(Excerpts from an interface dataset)
****************************************
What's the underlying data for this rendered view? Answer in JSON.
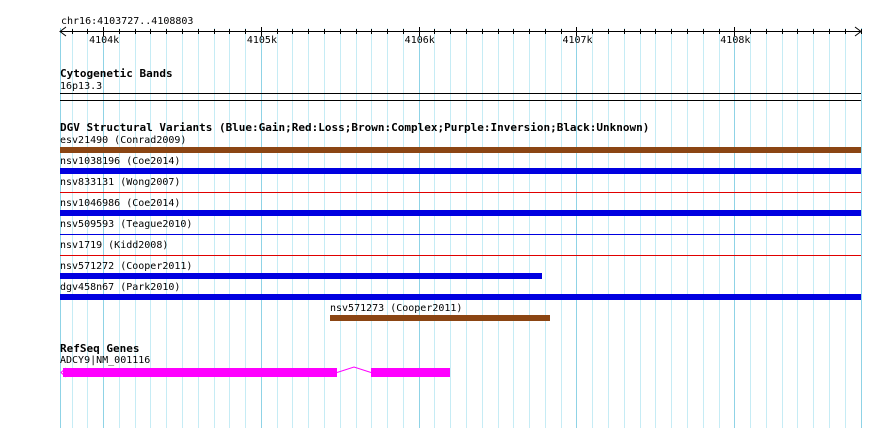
{
  "ruler": {
    "locus": "chr16:4103727..4108803",
    "ticks": [
      {
        "label": "4104k",
        "pos": 4104000
      },
      {
        "label": "4105k",
        "pos": 4105000
      },
      {
        "label": "4106k",
        "pos": 4106000
      },
      {
        "label": "4107k",
        "pos": 4107000
      },
      {
        "label": "4108k",
        "pos": 4108000
      }
    ]
  },
  "region": {
    "start": 4103727,
    "end": 4108803
  },
  "cyto": {
    "title": "Cytogenetic Bands",
    "band": "16p13.3"
  },
  "dgv": {
    "title": "DGV Structural Variants (Blue:Gain;Red:Loss;Brown:Complex;Purple:Inversion;Black:Unknown)",
    "colors": {
      "gain": "#0000e0",
      "loss": "#e00000",
      "complex": "#8b4513"
    },
    "variants": [
      {
        "label": "esv21490 (Conrad2009)",
        "type": "complex",
        "start": 4103727,
        "end": 4108803,
        "style": "thick"
      },
      {
        "label": "nsv1038196 (Coe2014)",
        "type": "gain",
        "start": 4103727,
        "end": 4108803,
        "style": "thick"
      },
      {
        "label": "nsv833131 (Wong2007)",
        "type": "loss",
        "start": 4103727,
        "end": 4108803,
        "style": "thin"
      },
      {
        "label": "nsv1046986 (Coe2014)",
        "type": "gain",
        "start": 4103727,
        "end": 4108803,
        "style": "thick"
      },
      {
        "label": "nsv509593 (Teague2010)",
        "type": "gain",
        "start": 4103727,
        "end": 4108803,
        "style": "thin"
      },
      {
        "label": "nsv1719 (Kidd2008)",
        "type": "loss",
        "start": 4103727,
        "end": 4108803,
        "style": "thin"
      },
      {
        "label": "nsv571272 (Cooper2011)",
        "type": "gain",
        "start": 4103727,
        "end": 4106780,
        "style": "thick"
      },
      {
        "label": "dgv458n67 (Park2010)",
        "type": "gain",
        "start": 4103727,
        "end": 4108803,
        "style": "thick"
      },
      {
        "label": "nsv571273 (Cooper2011)",
        "type": "complex",
        "start": 4105440,
        "end": 4106830,
        "style": "thick"
      }
    ]
  },
  "refseq": {
    "title": "RefSeq Genes",
    "gene": {
      "label": "ADCY9|NM_001116",
      "color": "#ff00ff",
      "strand": "minus",
      "exons": [
        {
          "start": 4103745,
          "end": 4105480
        },
        {
          "start": 4105700,
          "end": 4106200
        }
      ]
    }
  }
}
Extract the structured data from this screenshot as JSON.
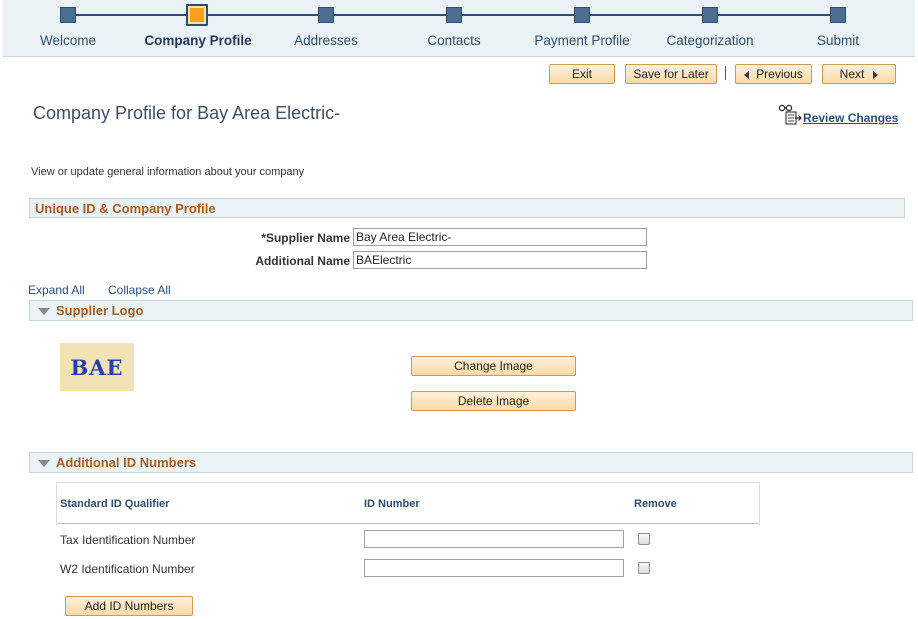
{
  "train": {
    "steps": [
      {
        "label": "Welcome",
        "state": "inactive"
      },
      {
        "label": "Company Profile",
        "state": "active"
      },
      {
        "label": "Addresses",
        "state": "inactive"
      },
      {
        "label": "Contacts",
        "state": "inactive"
      },
      {
        "label": "Payment Profile",
        "state": "inactive"
      },
      {
        "label": "Categorization",
        "state": "inactive"
      },
      {
        "label": "Submit",
        "state": "inactive"
      }
    ]
  },
  "toolbar": {
    "exit_label": "Exit",
    "save_later_label": "Save for Later",
    "separator": "|",
    "previous_label": "Previous",
    "next_label": "Next"
  },
  "page": {
    "title": "Company Profile for Bay Area Electric-",
    "review_changes_label": "Review Changes",
    "instructions": "View or update general information about your company"
  },
  "unique_id_section": {
    "title": "Unique ID & Company Profile",
    "supplier_name_label": "*Supplier Name",
    "supplier_name_value": "Bay Area Electric-",
    "additional_name_label": "Additional Name",
    "additional_name_value": "BAElectric"
  },
  "expand_all_label": "Expand All",
  "collapse_all_label": "Collapse All",
  "supplier_logo_section": {
    "title": "Supplier Logo",
    "logo_text": "BAE",
    "change_image_label": "Change Image",
    "delete_image_label": "Delete Image"
  },
  "additional_id_section": {
    "title": "Additional ID Numbers",
    "columns": [
      "Standard ID Qualifier",
      "ID Number",
      "Remove"
    ],
    "rows": [
      {
        "qualifier": "Tax Identification Number",
        "id_number": "",
        "remove": false
      },
      {
        "qualifier": "W2 Identification Number",
        "id_number": "",
        "remove": false
      }
    ],
    "add_button_label": "Add ID Numbers"
  },
  "colors": {
    "train_background": "#ebf2f6",
    "train_active": "#f6a21e",
    "train_inactive": "#4a6f93",
    "section_title": "#a55e24",
    "link": "#2a4f7b",
    "button_fill": "#fbd9a5"
  }
}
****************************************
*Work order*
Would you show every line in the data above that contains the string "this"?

*Your solution*
What's the underlying data for this rendered view? Answer in JSON.
Extract the structured data from this screenshot as JSON.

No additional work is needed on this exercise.